He’s been a Python, a star television traveller, and even a 'serious’ screenwriter, but does Michael Palin like being Britain’s Nicest Man?
By Marc Lee - Published: The Telegraph, 24 Aug 2009
It’s one of the muggiest days of the year. I’m sitting in a cramped, spartan office in Covent Garden waiting for Michael Palin when a classic Monty Python sketch springs to mind. What a joy it would be if he popped his head around the door and delivered a line he first uttered 40 years ago: “Is this the right room for an argument?” Then I could be John Cleese and insist tetchily: “I’ve told you once.” Of course, when he does arrive, he is all smiles, affability and apologies for being ever so slightly late. Despite the oppressively tropical atmosphere, he’s cool, dry-browed, unflustered — inured to climatic extremes, no doubt, by his relentless travels. And he’s clearly not in the mood for an argument.
But is he ever? Along with fellow Oxford graduate Terry Jones, Palin was one of the two “nice” Pythons; Cleese, Eric Idle and Graham Chapman — all former Cambridge students — were edgier, crueller. Then later, as we witnessed his extensive globe-trotting, from Around the World in 80 Days to Himalaya to New Europe, the nation clasped him to its bosom, and he became widely identified as Britain’s Nicest Man.
Could it be he’s just a little bit irritated by that unofficial title? Alas, no. “As long as I’m doing what I think is the best work I can do,” he says, “I don’t particularly mind what people make of me. I’m a reasonably amenable, conciliatory character, and if I come across as that, that’s fine. The nicest-man-in-the-world [tag] is an odd kind of thing because how do you judge something like that? It really doesn’t get you anywhere, except to feel slightly ineffectual.” But he recognises that it’s his genial nature that accounts for the enormous success of his travel programmes.

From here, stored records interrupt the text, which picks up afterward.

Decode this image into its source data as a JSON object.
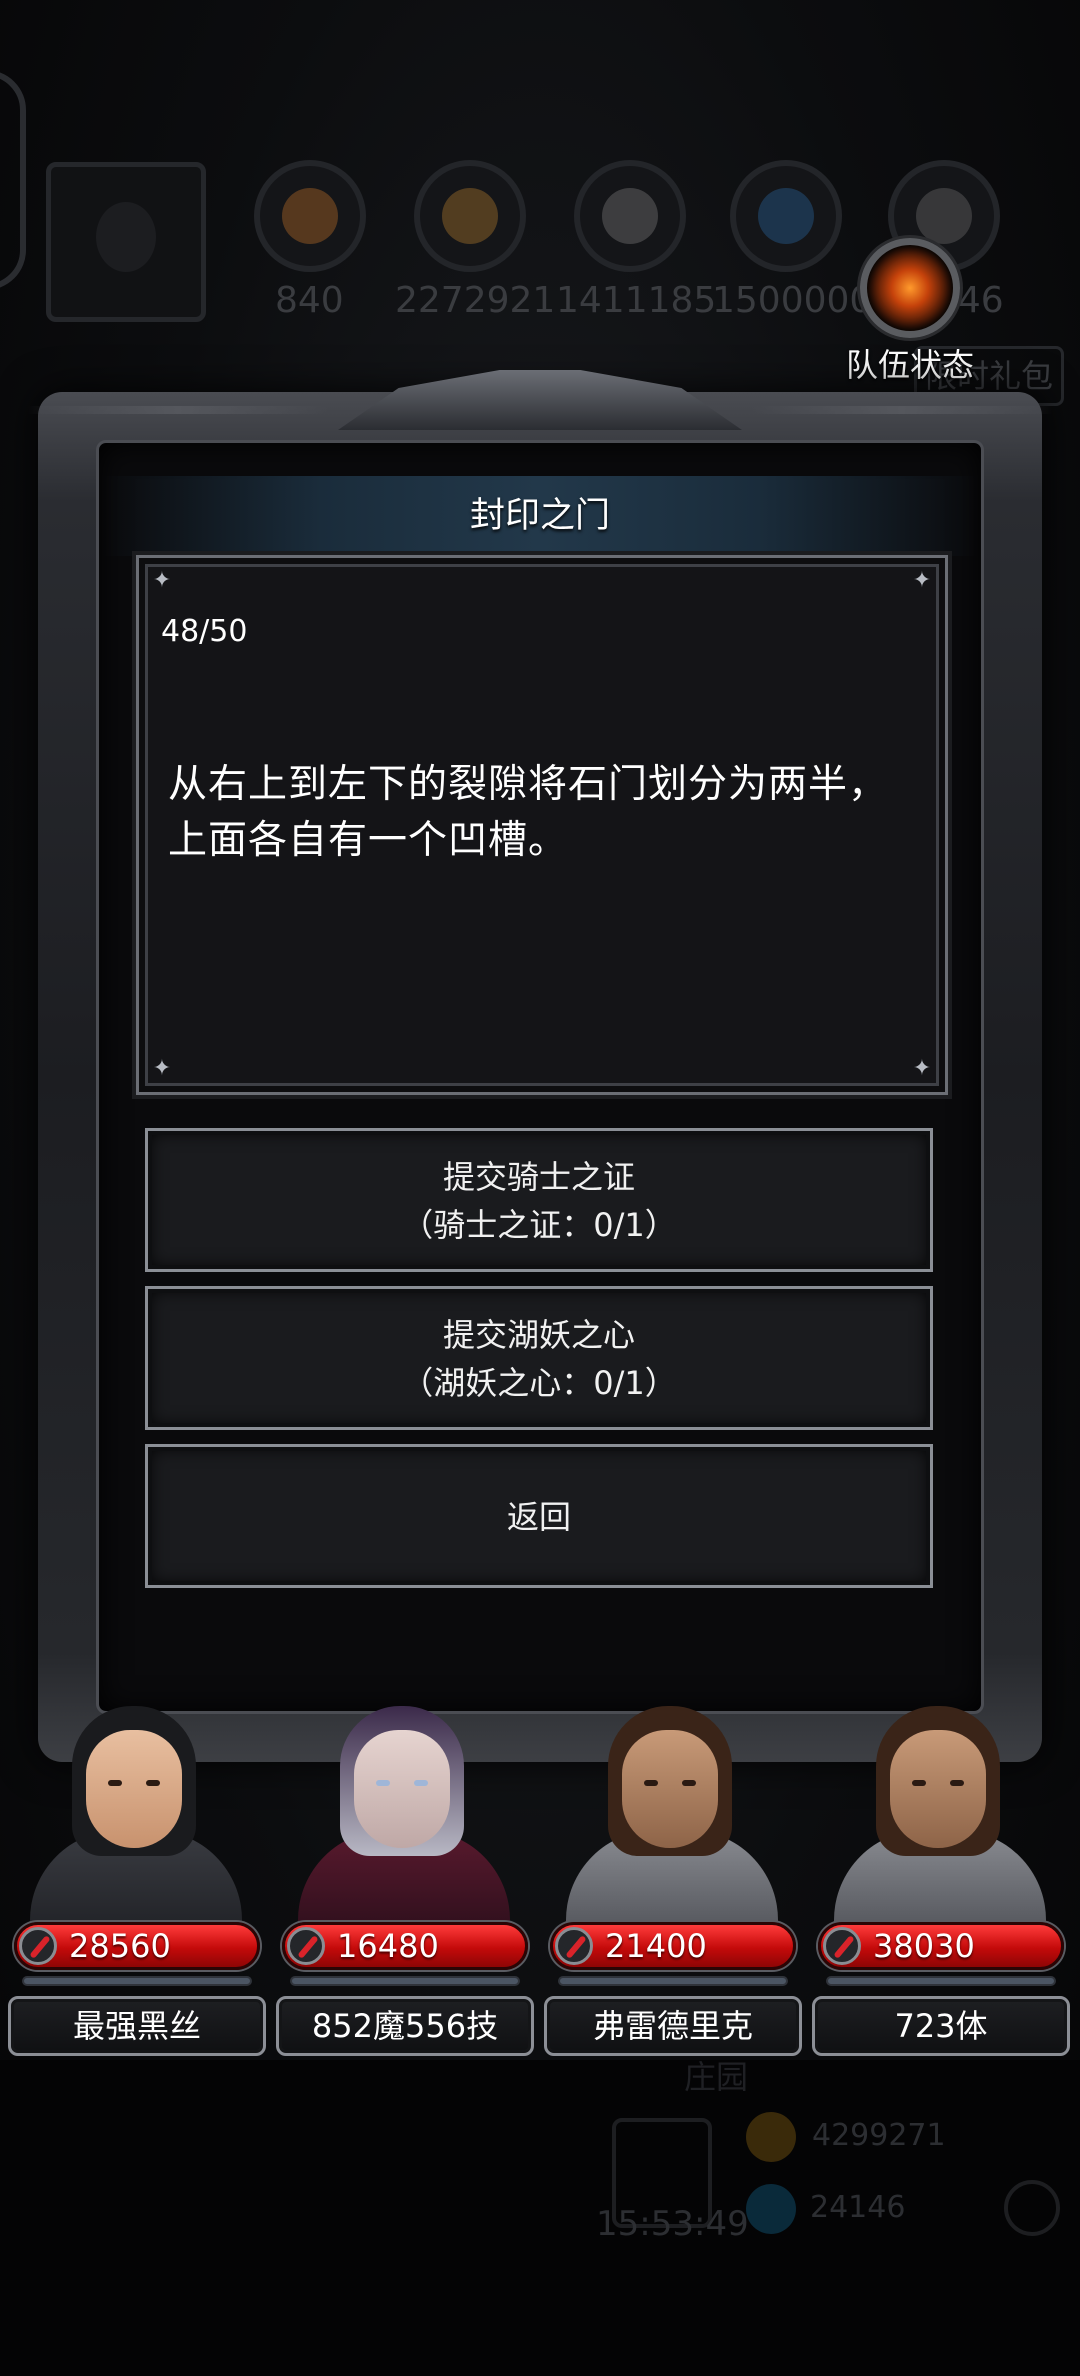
{
  "hud": {
    "resources": [
      "840",
      "2272921",
      "1411185",
      "1500000",
      "546"
    ],
    "gift_label": "限时礼包",
    "team_status_label": "队伍状态"
  },
  "dialog": {
    "title": "封印之门",
    "progress": "48/50",
    "story_line1": "从右上到左下的裂隙将石门划分为两半，",
    "story_line2": "上面各自有一个凹槽。",
    "choices": [
      {
        "line1": "提交骑士之证",
        "line2": "（骑士之证：0/1）"
      },
      {
        "line1": "提交湖妖之心",
        "line2": "（湖妖之心：0/1）"
      },
      {
        "line1": "返回",
        "line2": ""
      }
    ]
  },
  "heroes": [
    {
      "hp": "28560",
      "name": "最强黑丝"
    },
    {
      "hp": "16480",
      "name": "852魔556技"
    },
    {
      "hp": "21400",
      "name": "弗雷德里克"
    },
    {
      "hp": "38030",
      "name": "723体"
    }
  ],
  "bottom": {
    "timer": "15:53:49",
    "currency1": "4299271",
    "currency2": "24146",
    "ghost_text": "庄园"
  },
  "colors": {
    "hp_red": "#c40a0a",
    "title_bar": "#22384a",
    "frame_border": "#8b8f96"
  }
}
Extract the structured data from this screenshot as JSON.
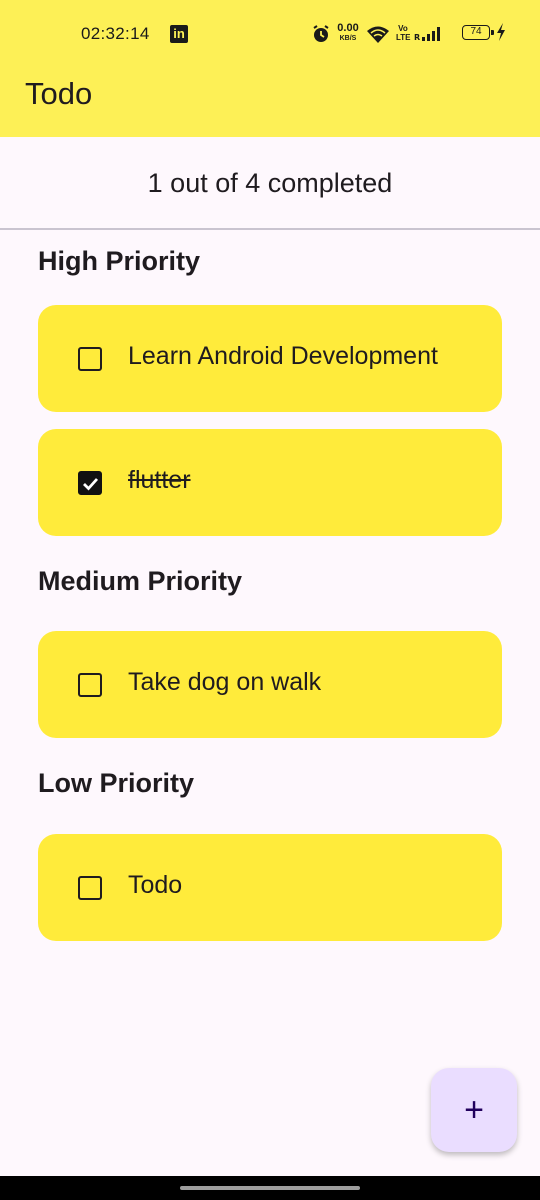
{
  "status_bar": {
    "time": "02:32:14",
    "notification_icon": "linkedin-icon",
    "notification_glyph": "in",
    "net_speed_value": "0.00",
    "net_speed_unit": "KB/S",
    "volte_label": "Vo\nLTE",
    "battery_level": "74",
    "icons": [
      "alarm-icon",
      "wifi-icon",
      "signal-icon",
      "battery-icon",
      "charging-bolt-icon"
    ]
  },
  "app_bar": {
    "title": "Todo",
    "color": "#fdf056"
  },
  "summary": "1 out of 4 completed",
  "sections": [
    {
      "title": "High Priority",
      "items": [
        {
          "text": "Learn Android Development",
          "completed": false
        },
        {
          "text": "flutter",
          "completed": true
        }
      ]
    },
    {
      "title": "Medium Priority",
      "items": [
        {
          "text": "Take dog on walk",
          "completed": false
        }
      ]
    },
    {
      "title": "Low Priority",
      "items": [
        {
          "text": "Todo",
          "completed": false
        }
      ]
    }
  ],
  "fab": {
    "label": "+",
    "icon": "add-icon",
    "color": "#eaddff"
  },
  "colors": {
    "card": "#ffeb3b",
    "background": "#fef8fd",
    "divider": "#cac4d0"
  }
}
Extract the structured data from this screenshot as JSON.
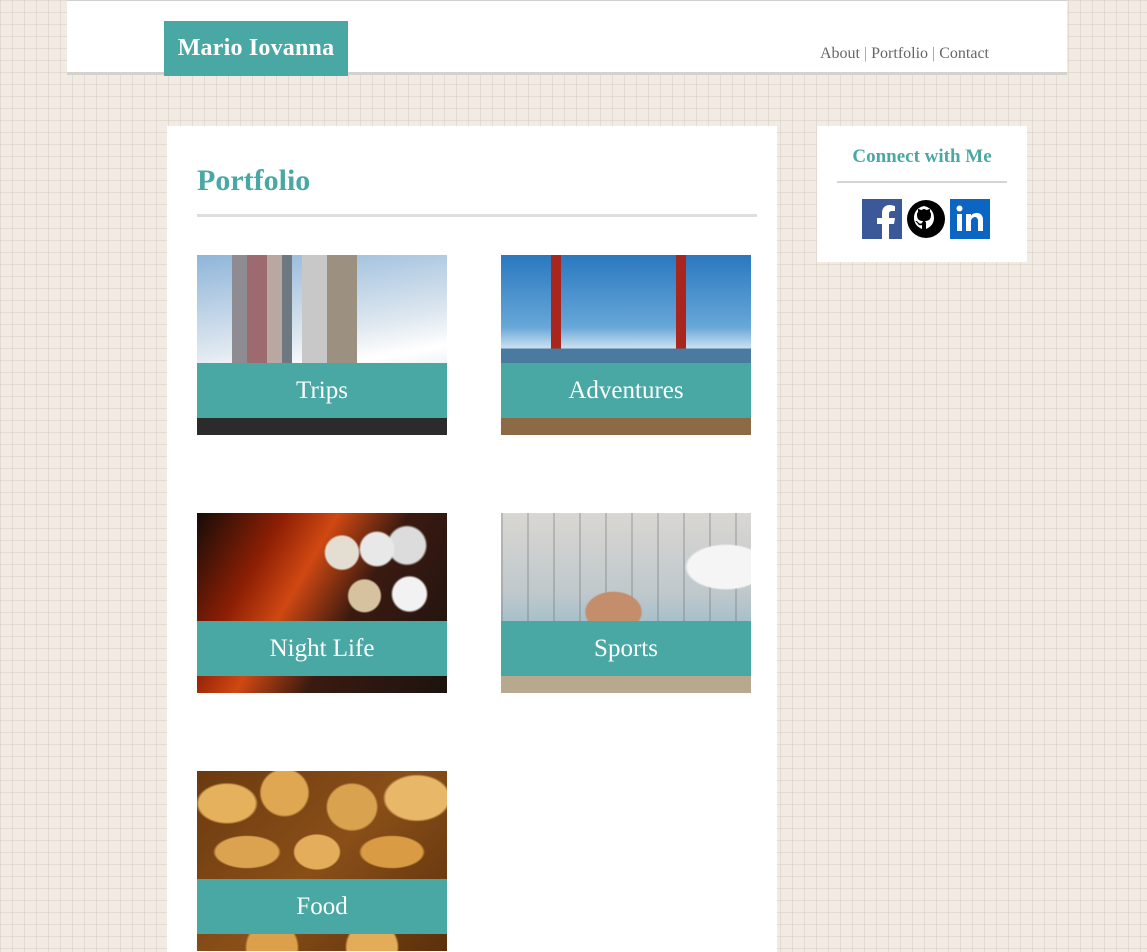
{
  "header": {
    "brand": "Mario Iovanna",
    "nav": [
      {
        "label": "About"
      },
      {
        "label": "Portfolio"
      },
      {
        "label": "Contact"
      }
    ],
    "separator": "|"
  },
  "main": {
    "title": "Portfolio",
    "cards": [
      {
        "label": "Trips"
      },
      {
        "label": "Adventures"
      },
      {
        "label": "Night Life"
      },
      {
        "label": "Sports"
      },
      {
        "label": "Food"
      }
    ]
  },
  "sidebar": {
    "title": "Connect with Me",
    "socials": [
      {
        "icon": "facebook-icon",
        "color": "#3b5998"
      },
      {
        "icon": "github-icon",
        "color": "#000000"
      },
      {
        "icon": "linkedin-icon",
        "color": "#0a66c2"
      }
    ]
  },
  "colors": {
    "accent": "#4aa8a4",
    "page_background": "#f1ebe3"
  }
}
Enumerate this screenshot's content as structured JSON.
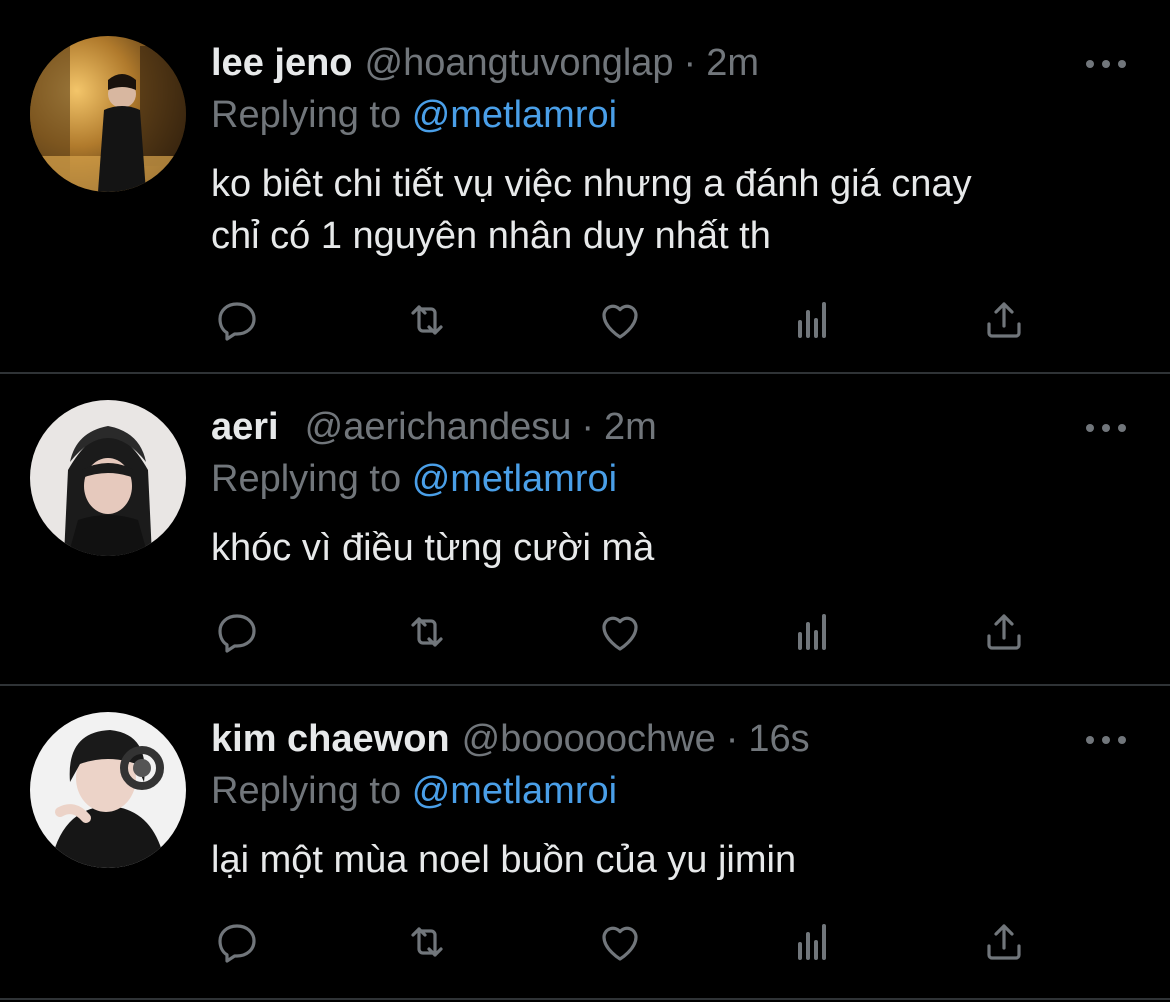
{
  "tweets": [
    {
      "name": "lee jeno",
      "handle": "@hoangtuvonglap",
      "separator": "·",
      "time": "2m",
      "replying_prefix": "Replying to",
      "replying_to": "@metlamroi",
      "text_lines": [
        "ko biêt chi tiết vụ việc nhưng a đánh giá cnay",
        "chỉ có 1 nguyên nhân duy nhất th"
      ]
    },
    {
      "name": "aeri",
      "handle": "@aerichandesu",
      "separator": "·",
      "time": "2m",
      "replying_prefix": "Replying to",
      "replying_to": "@metlamroi",
      "text_lines": [
        "khóc vì điều từng cười mà"
      ]
    },
    {
      "name": "kim chaewon",
      "handle": "@booooochwe",
      "separator": "·",
      "time": "16s",
      "replying_prefix": "Replying to",
      "replying_to": "@metlamroi",
      "text_lines": [
        "lại một mùa noel buồn của yu jimin"
      ]
    }
  ],
  "icons": {
    "reply": "reply-icon",
    "retweet": "retweet-icon",
    "like": "heart-icon",
    "views": "views-icon",
    "share": "share-icon",
    "more": "more-icon"
  },
  "colors": {
    "background": "#000000",
    "text": "#e7e9ea",
    "muted": "#71767b",
    "link": "#4a9fe8",
    "divider": "#2f3336"
  }
}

“Being a traveller that people like to go with and can relax with when I’m on television — I think that’s quite something, and it doesn’t happen very often. For some strange reason, people usually take on a persona on television that’s different from the way they are normally.” You have to dig deep to find any evidence of bad behaviour or emotional incontinence in the life of the 66-year-old Palin, who has augmented his triumphs in television comedy and travel with success as a novelist, diarist and serious actor, while staying happily married for 43 years (he’s a father of three and became a grandfather for the second time two weeks ago).